The students pronounce their words with a distinctively Iraqi accent thanks to their instructor, Zahra al-Attar, an Iraqi immigrant living in Iowa City with her husband—a doctor at the University of Iowa’s hospitals—and their two children. Al-Attar left Iraq for the U.S. in 1994, finding life under Saddam’s regime intolerable, and lived in Georgia and Michigan before settling in Iowa.

Erica Ruen thinks that having Iraqi students create an English-language video dictionary would be an excellent tool for increasing cross-cultural understanding on the Iraqi end, and her fiancée Peter, on leave from duty in Iraq, agrees, saying it would help the U.S. mission in Iraq to have Iraqis know more about the U.S.

Iraq war or no Iraq war, the U.S. will always need Arabic speakers—and people who have a thorough understanding of the Arab world. Hopefully President Bush and his successors will extend and enhance NSLI funding so these kids can continue learning and, by the 2020s, be part of this country’s first post-9/11 generation of native-born strategic language speakers.

Thanks to Cedar Rapids Gazette reporter Lee Hermiston for writing both the original story that led me to Kalona Elementary and his post-premiere follow-up.

Tuesday, May 01, 2007

Freeway-Collapse "Terrorism"


All that separates the Oakland freeway collapse from terrorism is a claim of responsibility.

If some far-sighted aide had reached Osama bin Laden in his Peshawar apartment and successfully urged him to release a statement about how the tanker-truck fire was part of his Master Plan to bleed the U.S.—direct economic losses from freeway closings are at $6 million/day, never mind the repair costs—the entire United States would be on red alert right now: cops and dogs everywhere, National Guardsmen at the airports, air passengers being fluroscoped.

Better yet: The freeway fire/collapse was an accident, but imagine for a moment that the next such incident is intentional. Create a poisonous cloud by driving a second tanker-truck full of chlorine or anhydrous hydrogen flouride into the fire, add an Osama bin Laden claim of responsibility, and you combine big economic punch with a high body count and extreme terror—all at extremely low cost and risk to al-Qa'ida leadership.

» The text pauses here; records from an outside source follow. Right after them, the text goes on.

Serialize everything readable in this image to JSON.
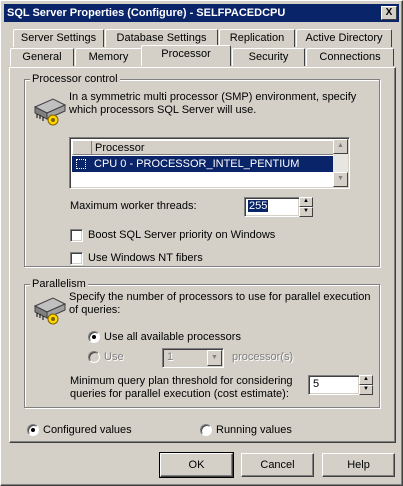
{
  "window": {
    "title": "SQL Server Properties (Configure) - SELFPACEDCPU",
    "close_label": "X"
  },
  "tabs_row1": [
    "Server Settings",
    "Database Settings",
    "Replication",
    "Active Directory"
  ],
  "tabs_row2": [
    "General",
    "Memory",
    "Processor",
    "Security",
    "Connections"
  ],
  "active_tab": "Processor",
  "processor_control": {
    "title": "Processor control",
    "description": "In a symmetric multi processor (SMP) environment, specify which processors SQL Server will use.",
    "list_header": "Processor",
    "processors": [
      "CPU 0 - PROCESSOR_INTEL_PENTIUM"
    ],
    "max_threads_label": "Maximum worker threads:",
    "max_threads_value": "255",
    "boost_label": "Boost SQL Server priority on Windows",
    "fibers_label": "Use Windows NT fibers"
  },
  "parallelism": {
    "title": "Parallelism",
    "description": "Specify the number of processors to use for parallel execution of queries:",
    "use_all_label": "Use all available processors",
    "use_label": "Use",
    "use_count_value": "1",
    "processors_suffix": "processor(s)",
    "threshold_label": "Minimum query plan threshold for considering queries for parallel execution (cost estimate):",
    "threshold_value": "5"
  },
  "values_mode": {
    "configured_label": "Configured values",
    "running_label": "Running values"
  },
  "buttons": {
    "ok": "OK",
    "cancel": "Cancel",
    "help": "Help"
  },
  "colors": {
    "titlebar": "#0a246a",
    "face": "#d4d0c8",
    "selection": "#0a246a"
  }
}
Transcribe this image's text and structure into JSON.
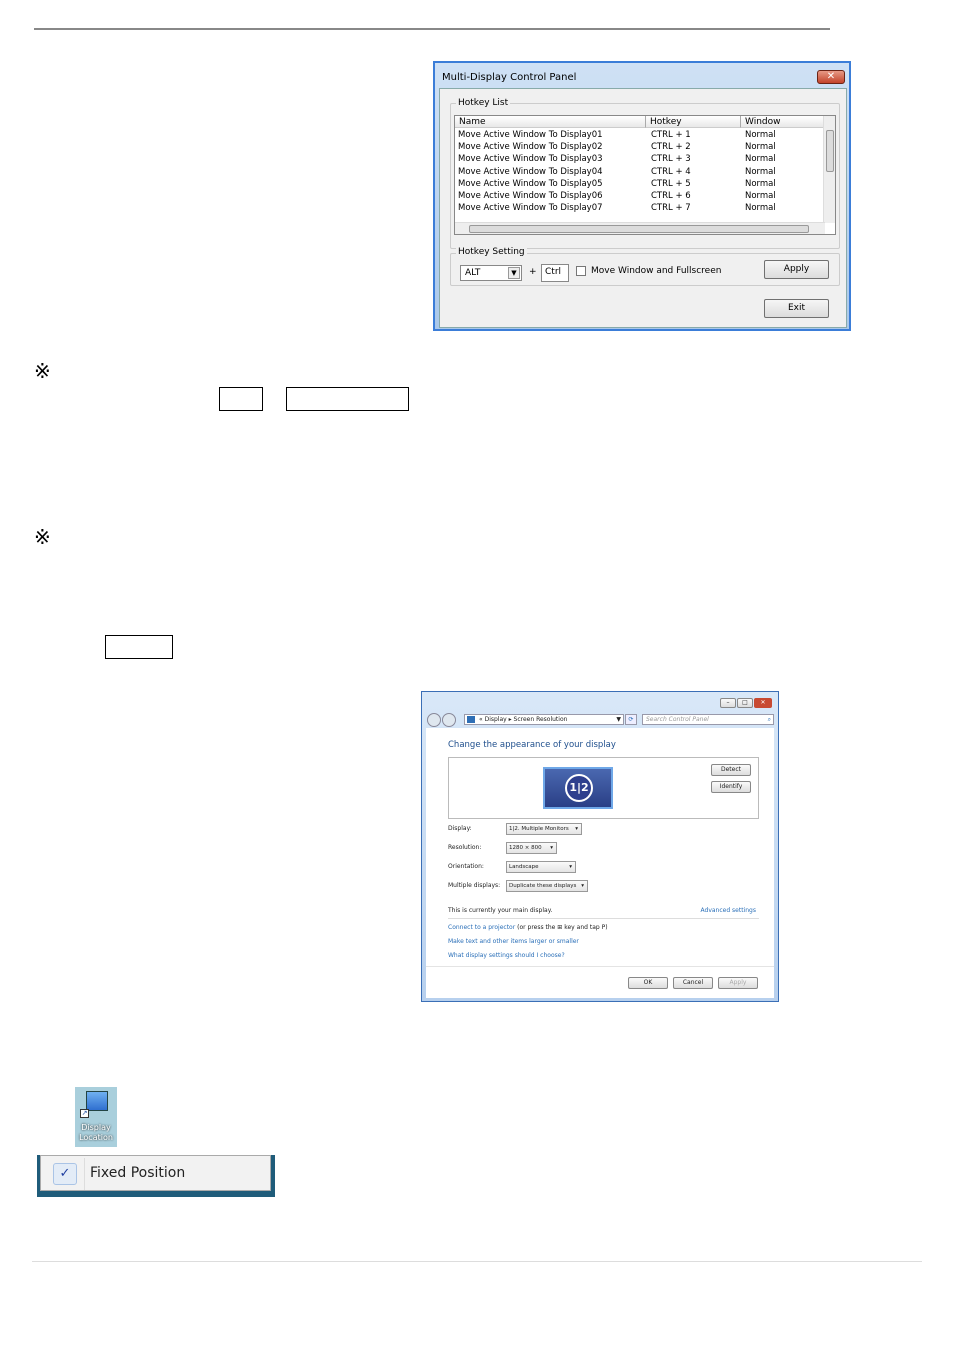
{
  "dialog1": {
    "title": "Multi-Display Control Panel",
    "close_icon": "close-icon",
    "hotkey_list_label": "Hotkey List",
    "columns": [
      "Name",
      "Hotkey",
      "Window"
    ],
    "rows": [
      [
        "Move Active Window To Display01",
        "CTRL + 1",
        "Normal"
      ],
      [
        "Move Active Window To Display02",
        "CTRL + 2",
        "Normal"
      ],
      [
        "Move Active Window To Display03",
        "CTRL + 3",
        "Normal"
      ],
      [
        "Move Active Window To Display04",
        "CTRL + 4",
        "Normal"
      ],
      [
        "Move Active Window To Display05",
        "CTRL + 5",
        "Normal"
      ],
      [
        "Move Active Window To Display06",
        "CTRL + 6",
        "Normal"
      ],
      [
        "Move Active Window To Display07",
        "CTRL + 7",
        "Normal"
      ]
    ],
    "hotkey_setting_label": "Hotkey Setting",
    "modifier_select": "ALT",
    "plus": "+",
    "key_field": "Ctrl",
    "checkbox_label": "Move Window and Fullscreen",
    "apply": "Apply",
    "exit": "Exit"
  },
  "note_mark": "※",
  "dialog2": {
    "breadcrumb": [
      "Display",
      "Screen Resolution"
    ],
    "search_placeholder": "Search Control Panel",
    "heading": "Change the appearance of your display",
    "detect": "Detect",
    "identify": "Identify",
    "monitor_numbers": [
      "1",
      "2"
    ],
    "fields": [
      {
        "label": "Display:",
        "value": "1|2. Multiple Monitors"
      },
      {
        "label": "Resolution:",
        "value": "1280 × 800"
      },
      {
        "label": "Orientation:",
        "value": "Landscape"
      },
      {
        "label": "Multiple displays:",
        "value": "Duplicate these displays"
      }
    ],
    "main_display_text": "This is currently your main display.",
    "advanced_settings": "Advanced settings",
    "projector_link": "Connect to a projector",
    "projector_suffix": "(or press the",
    "projector_suffix2": "key and tap P)",
    "link_text_size": "Make text and other items larger or smaller",
    "link_settings_help": "What display settings should I choose?",
    "ok": "OK",
    "cancel": "Cancel",
    "apply": "Apply"
  },
  "desktop_icon": {
    "label1": "Display",
    "label2": "Location"
  },
  "context_menu": {
    "item": "Fixed Position",
    "checked": true
  }
}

I've previously written about On the Edge of Disaster and want to recommend it again. Stephen Flynn's book gets you thinking about how fragile U.S. infrastructure is, and how terrorists can use that fragility to magnify the effects of system disruptions. And it's got some pretty terrifying scenarios. ...
Site Meter